TL;DR Loading and rendering graphics is actually a relatively expensive set of (internal) operations, first loading into memory then into the graphics module of the ARM CPU when it is first rendered to screen. Further, the animated GIF is expanded into a set of images, one for each animation frame making it quite a bit larger than you may think. To improve speed, you might consider decreasing the animation size (pixels and number of frames), or forcing the GIF onto the graphics memory earlier to avoid the first-frame pause.
There is one heck of a lot of things Android has to do internally to render game graphics, especially if you have a GIF animation:
- Load the image from (relatively slow) RAM
- Unzip the file
- Map the 256 colour model into RGBA space
- Generate each frame of the animation from the image deltas in the GIF file
- Create a thread with a timer to switch between the different frames of the GIF
Now we have an image (actually a set of frames) in the CPUs memory. Note that a very small GIF with a lot of frames can become a very large in memory - Android has to have a full-sized image for each frame in your GIF. Also the 256 bit colour model is expanded into RGBA internally, so you have 4 bytes per pixel.
Take for example a GIF (128x128 pixels) with a small shape animated on it (32x32 pixels). Let's further suppose you have 100 steps in the animation - this might be 10k or so depending on how simple the background is. However, expanded in memory, each frame in the animation is 4x128x128 = 64kB. You have 100 frames, so your in-memory size is 6MB.

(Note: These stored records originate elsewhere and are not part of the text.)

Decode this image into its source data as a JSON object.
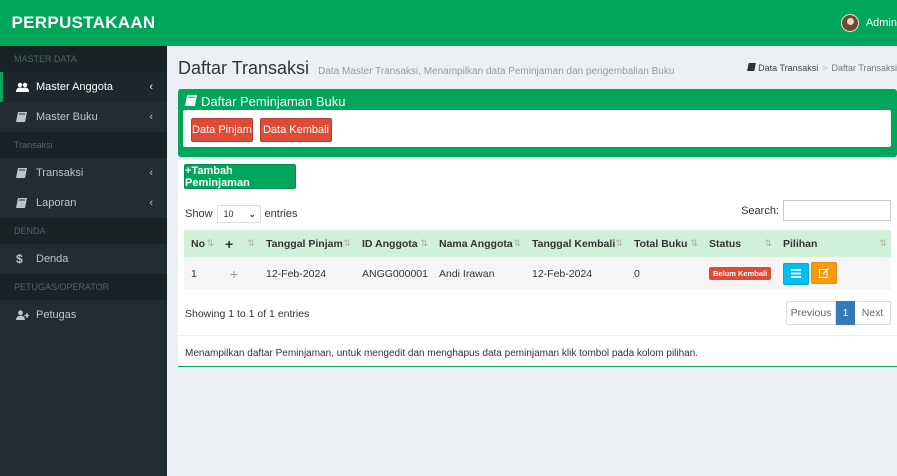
{
  "brand": "PERPUSTAKAAN",
  "user": {
    "name": "Admin"
  },
  "sidebar": {
    "sections": [
      {
        "header": "MASTER DATA"
      },
      {
        "header": "Transaksi"
      },
      {
        "header": "DENDA"
      },
      {
        "header": "PETUGAS/OPERATOR"
      }
    ],
    "items": [
      {
        "label": "Master Anggota",
        "icon": "users-icon",
        "active": true
      },
      {
        "label": "Master Buku",
        "icon": "book-icon"
      },
      {
        "label": "Transaksi",
        "icon": "book-icon"
      },
      {
        "label": "Laporan",
        "icon": "book-icon"
      },
      {
        "label": "Denda",
        "icon": "dollar-icon"
      },
      {
        "label": "Petugas",
        "icon": "user-plus-icon"
      }
    ]
  },
  "header": {
    "title": "Daftar Transaksi",
    "subtitle": "Data Master Transaksi, Menampilkan data Peminjaman dan pengembalian Buku",
    "breadcrumb": [
      "Data Transaksi",
      "Daftar Transaksi"
    ]
  },
  "box": {
    "title": "Daftar Peminjaman Buku",
    "btn_pinjam": "Data Pinjam",
    "btn_kembali": "Data Kembali"
  },
  "table": {
    "add_button": "+Tambah Peminjaman",
    "show_label": "Show",
    "entries_value": "10",
    "entries_label": "entries",
    "search_label": "Search:",
    "search_value": "",
    "columns": [
      "No",
      "+",
      "Tanggal Pinjam",
      "ID Anggota",
      "Nama Anggota",
      "Tanggal Kembali",
      "Total Buku",
      "Status",
      "Pilihan"
    ],
    "rows": [
      {
        "no": "1",
        "expand": "+",
        "tanggal_pinjam": "12-Feb-2024",
        "id_anggota": "ANGG000001",
        "nama_anggota": "Andi Irawan",
        "tanggal_kembali": "12-Feb-2024",
        "total_buku": "0",
        "status": "Belum Kembali"
      }
    ],
    "info": "Showing 1 to 1 of 1 entries",
    "pagination": {
      "previous": "Previous",
      "page": "1",
      "next": "Next"
    },
    "note": "Menampilkan daftar Peminjaman, untuk mengedit dan menghapus data peminjaman klik tombol pada kolom pilihan."
  },
  "colors": {
    "accent": "#00a65a",
    "sidebar": "#222d32",
    "danger": "#dd4b39",
    "info": "#00c0ef",
    "warning": "#f39c12"
  }
}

- If using 3D, we have to compile the image into the graphic module's internal texture format
- Stream the data into the graphics memory (which takes a surprisingly long time - this is why most 3D games have those "loading..." pages in between game segments)
- Change the images from the graphic module's format to the colour depth of the actual screen (eg RGB format has a 24-bit colour but often the LCD display has 18 or 20 bit colour depth. The graphics card has to convert the image and typically introduces dithering to simulate the additional colours)

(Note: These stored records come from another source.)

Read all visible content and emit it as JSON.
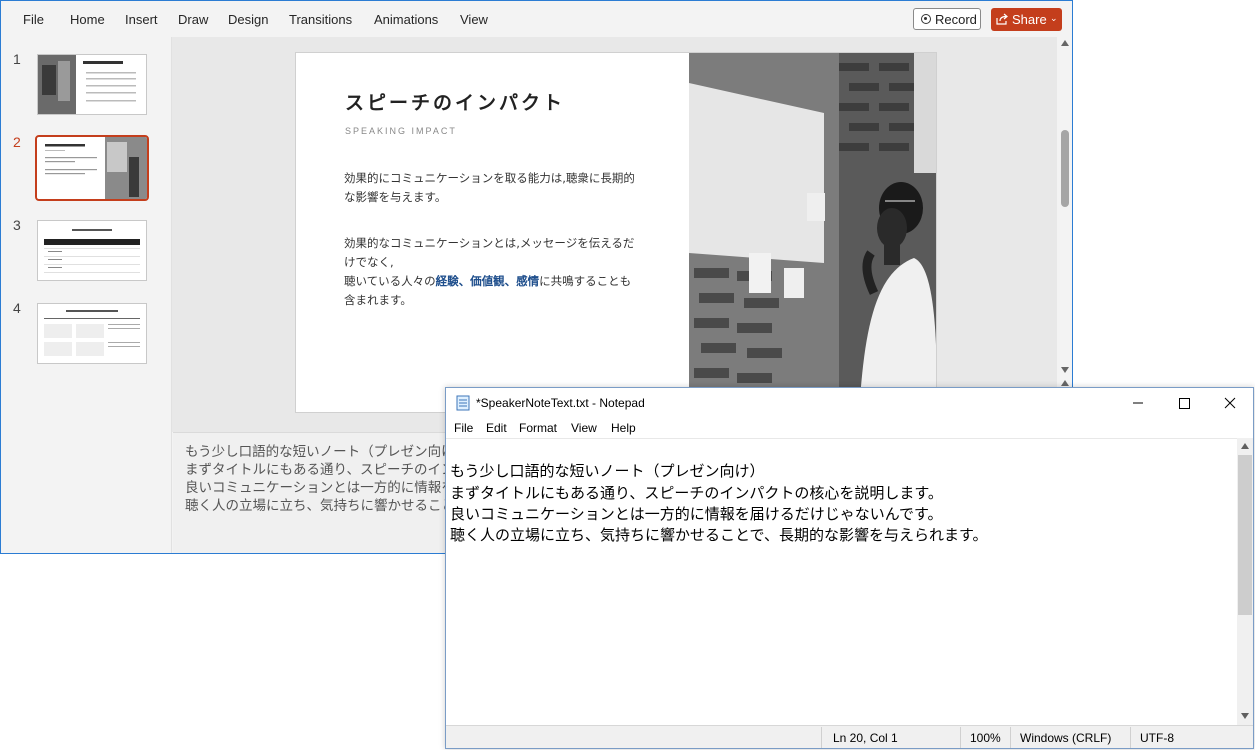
{
  "ribbon": {
    "tabs": [
      "File",
      "Home",
      "Insert",
      "Draw",
      "Design",
      "Transitions",
      "Animations",
      "View"
    ],
    "record_label": "Record",
    "share_label": "Share"
  },
  "thumbnails": {
    "numbers": [
      "1",
      "2",
      "3",
      "4"
    ],
    "active_index": 2
  },
  "slide": {
    "title": "スピーチのインパクト",
    "subtitle": "SPEAKING IMPACT",
    "para1_line1": "効果的にコミュニケーションを取る能力は,聴衆に長期的",
    "para1_line2": "な影響を与えます。",
    "para2_line1": "効果的なコミュニケーションとは,メッセージを伝えるだ",
    "para2_line2": "けでなく,",
    "para2_line3_prefix": "聴いている人々の",
    "para2_kw1": "経験",
    "para2_sep1": "、",
    "para2_kw2": "価値観",
    "para2_sep2": "、",
    "para2_kw3": "感情",
    "para2_line3_suffix": "に共鳴することも",
    "para2_line4": "含まれます。",
    "keyword_color": "#1e4e8c"
  },
  "notes": {
    "lines": [
      "もう少し口語的な短いノート（プレゼン向け）",
      "まずタイトルにもある通り、スピーチのインパクトの核心を説明します。",
      "良いコミュニケーションとは一方的に情報を届けるだけじゃないんです。",
      "聴く人の立場に立ち、気持ちに響かせることで、長期的な影響を与えられます。"
    ]
  },
  "notepad": {
    "title": "*SpeakerNoteText.txt - Notepad",
    "menu": [
      "File",
      "Edit",
      "Format",
      "View",
      "Help"
    ],
    "lines": [
      "もう少し口語的な短いノート（プレゼン向け）",
      "まずタイトルにもある通り、スピーチのインパクトの核心を説明します。",
      "良いコミュニケーションとは一方的に情報を届けるだけじゃないんです。",
      "聴く人の立場に立ち、気持ちに響かせることで、長期的な影響を与えられます。"
    ],
    "status": {
      "position": "Ln 20, Col 1",
      "zoom": "100%",
      "line_ending": "Windows (CRLF)",
      "encoding": "UTF-8"
    }
  },
  "colors": {
    "accent": "#c43e1c",
    "window_border": "#2b7cd3"
  }
}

Once the image (which is actually a bunch of frames) is loaded into the graphics module, then things get fast.
OK, so what can you do about it? Here are some suggestions:
- Reduce the pixel size of the GIF, or reduce the number of frames in the animation

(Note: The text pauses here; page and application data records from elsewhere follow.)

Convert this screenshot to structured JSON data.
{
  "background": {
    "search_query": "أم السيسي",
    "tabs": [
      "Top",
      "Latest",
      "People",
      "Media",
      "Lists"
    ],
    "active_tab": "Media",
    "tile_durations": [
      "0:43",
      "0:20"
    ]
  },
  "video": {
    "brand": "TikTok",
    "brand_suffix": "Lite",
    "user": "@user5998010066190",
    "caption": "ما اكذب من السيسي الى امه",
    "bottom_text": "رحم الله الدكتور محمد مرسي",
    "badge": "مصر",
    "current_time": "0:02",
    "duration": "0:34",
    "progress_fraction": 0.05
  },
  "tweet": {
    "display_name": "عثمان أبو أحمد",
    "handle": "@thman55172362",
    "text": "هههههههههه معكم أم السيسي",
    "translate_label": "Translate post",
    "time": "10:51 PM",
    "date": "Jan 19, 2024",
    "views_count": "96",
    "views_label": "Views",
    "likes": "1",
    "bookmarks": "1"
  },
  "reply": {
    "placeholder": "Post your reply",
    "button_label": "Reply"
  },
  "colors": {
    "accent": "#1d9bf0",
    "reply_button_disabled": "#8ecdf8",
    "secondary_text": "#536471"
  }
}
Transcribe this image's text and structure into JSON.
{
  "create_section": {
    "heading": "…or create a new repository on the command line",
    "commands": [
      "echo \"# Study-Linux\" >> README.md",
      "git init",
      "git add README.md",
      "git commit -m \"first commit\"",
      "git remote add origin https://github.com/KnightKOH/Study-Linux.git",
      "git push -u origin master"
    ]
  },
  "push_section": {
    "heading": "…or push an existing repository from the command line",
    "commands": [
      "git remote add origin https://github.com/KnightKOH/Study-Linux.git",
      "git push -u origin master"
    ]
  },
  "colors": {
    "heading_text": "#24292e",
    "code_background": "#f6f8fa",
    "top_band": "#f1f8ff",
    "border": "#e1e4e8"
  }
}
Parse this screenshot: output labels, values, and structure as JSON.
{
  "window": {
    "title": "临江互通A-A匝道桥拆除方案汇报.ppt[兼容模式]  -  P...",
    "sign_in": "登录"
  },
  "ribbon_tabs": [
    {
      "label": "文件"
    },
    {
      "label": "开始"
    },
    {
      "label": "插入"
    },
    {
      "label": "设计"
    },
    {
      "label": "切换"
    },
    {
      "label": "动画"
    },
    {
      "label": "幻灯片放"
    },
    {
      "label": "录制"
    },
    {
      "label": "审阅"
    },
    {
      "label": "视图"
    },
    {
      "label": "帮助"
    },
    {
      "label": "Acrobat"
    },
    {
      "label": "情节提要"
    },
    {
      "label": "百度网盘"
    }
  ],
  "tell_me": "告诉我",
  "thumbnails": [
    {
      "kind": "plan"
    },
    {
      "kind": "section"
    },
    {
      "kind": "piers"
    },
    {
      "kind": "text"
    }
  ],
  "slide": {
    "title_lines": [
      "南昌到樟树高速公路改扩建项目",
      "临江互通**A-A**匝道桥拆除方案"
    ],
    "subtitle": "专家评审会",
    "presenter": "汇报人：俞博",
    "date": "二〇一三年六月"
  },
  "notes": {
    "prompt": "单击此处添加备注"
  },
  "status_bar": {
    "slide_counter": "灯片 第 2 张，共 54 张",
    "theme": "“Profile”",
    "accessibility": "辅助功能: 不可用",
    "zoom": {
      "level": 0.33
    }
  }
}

- Tiling the image if large
Reducing the size of the GIF could reduce the memory usage significantly, and that will reduce the time Android takes to push the frames into the graphics module and the cost to compile into textures. The downside to that is you might not have the authority to modify the graphics.
Pre-loading pushes the image into the graphics module earlier by forcing a render during the game loading phase. The image might be off-screen (setting the window as hidden) or behind a top-layer by setting a low Z-order or in a 1 pixel region.
Tiling is discussed in my answer to a similar question). Take Google Earth as the most extreme example - this uses tiles (at any given resolution) for every area on earth. To render just the bit you are interested in, Google Earth has to load only the tiles that are to be shown. Because the tiles are small, they load fast. However, in your case you may have a GIF animation, so that's not going to work. Tiling an animation might not be practical or might lead to artefacts or delays in rendering portions of the image.